Fork: The Fox 36 Factory Float GRIP2 fork on this bike is Diamondback saying, “Go ahead, put this bike to work.” The ‘Factory’ components are Fox’s lightest, highest-performing, and are highly adjustable, capable of handling lots of abuse, and buttery smooth. High and low-speed rebound can be tuned, as well as its compression via a three-position damper.
Shock: A Fox Factory Float DPS shock further unlocks the potential of the frame. It’s also highly adjustable, lightweight, and ready to handle almost any trail you tackle.
Riders wanting the best of the best and willing to pay for it will not be disappointed by Diamondback Release 5C and its high-end SRAM and Fox parts.
Drivetrain: The drivetrain is SRAM’s performance-oriented 12-speed GX Eagle drivetrain. This 10-50t and 32t setup will give you enough of a gear range for you to tackle any situation head-on.
Wheels: The e*thirteen LG1 EN rims and Novatec hubs make a solid, high-quality aluminum wheelset. No, they aren’t carbon, but they are light and hold up to a lot of abuse—no complaints here in this Diamondback Release review.

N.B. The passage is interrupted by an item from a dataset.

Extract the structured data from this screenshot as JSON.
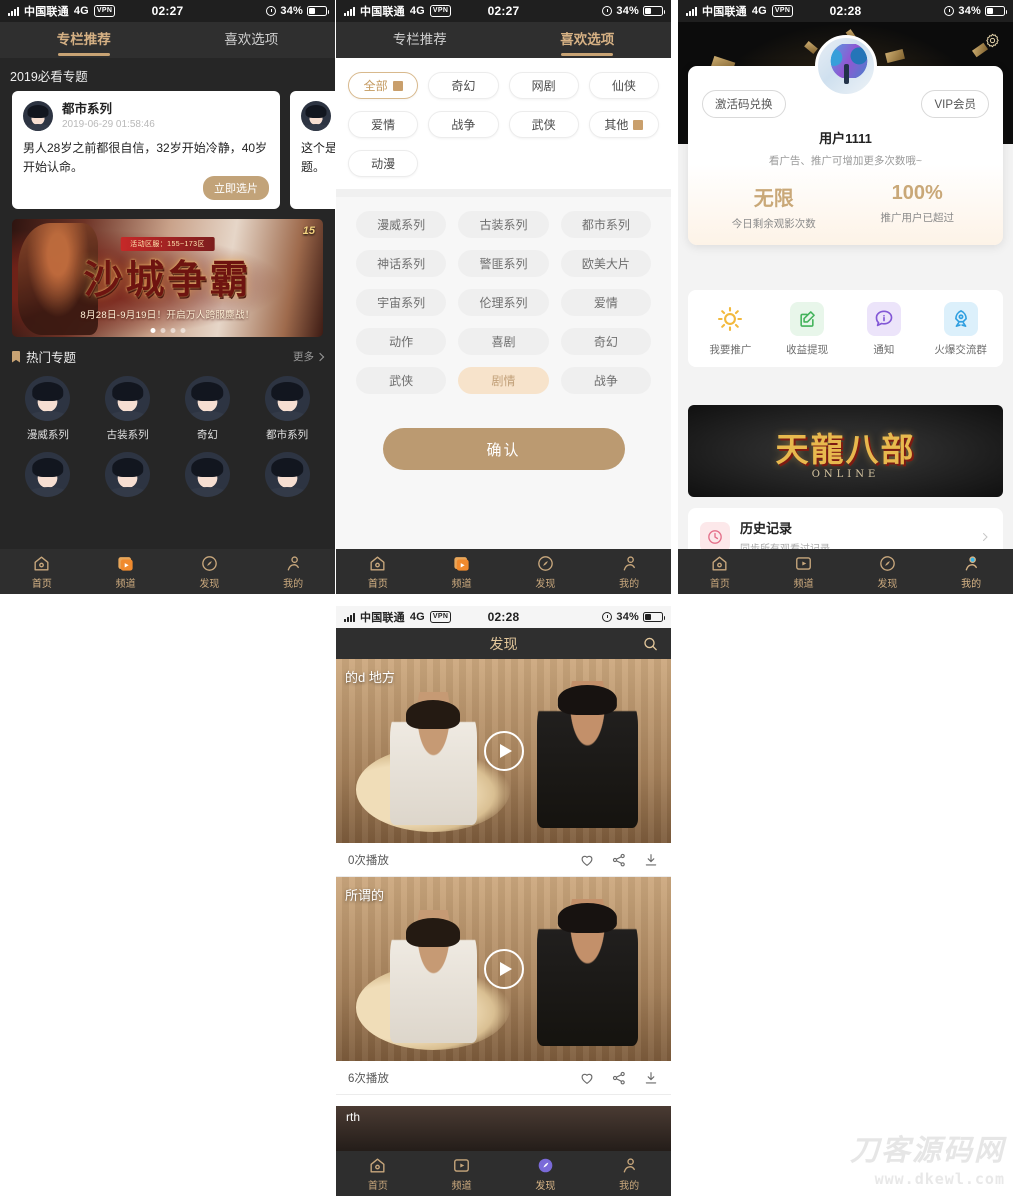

Taking into consideration the heavier-duty suspension, the Release 5C comes in lightest at about 30lb. This feels like a good weight for the bike. It is similar to the others, but the lighter rims and drivetrain bring a small improvement.
Who Is the Release 5C for?
The Release 5C is for riders who want a do-it-all 27.5″ carbon trail bike at a reasonable price. There are no parts on this bike that I would get rid of or change. I think Diamondback was spot on with this build, but avoid it if you want a 29er.
This bike is excellent. Sure, you could add carbon wheels or bars, but the bike shreds as is; there is no need for upgrades.
The Diamondback Release series are exceptional machines at excellent prices.
The five builds cover a range of prices suitable to most budgets, and offering 27.5″ or 29″ wheels, aluminum or carbon frames, and 140mm or 150mm forks means most riders looking for a trail bike will find something to suit their needs and skill level.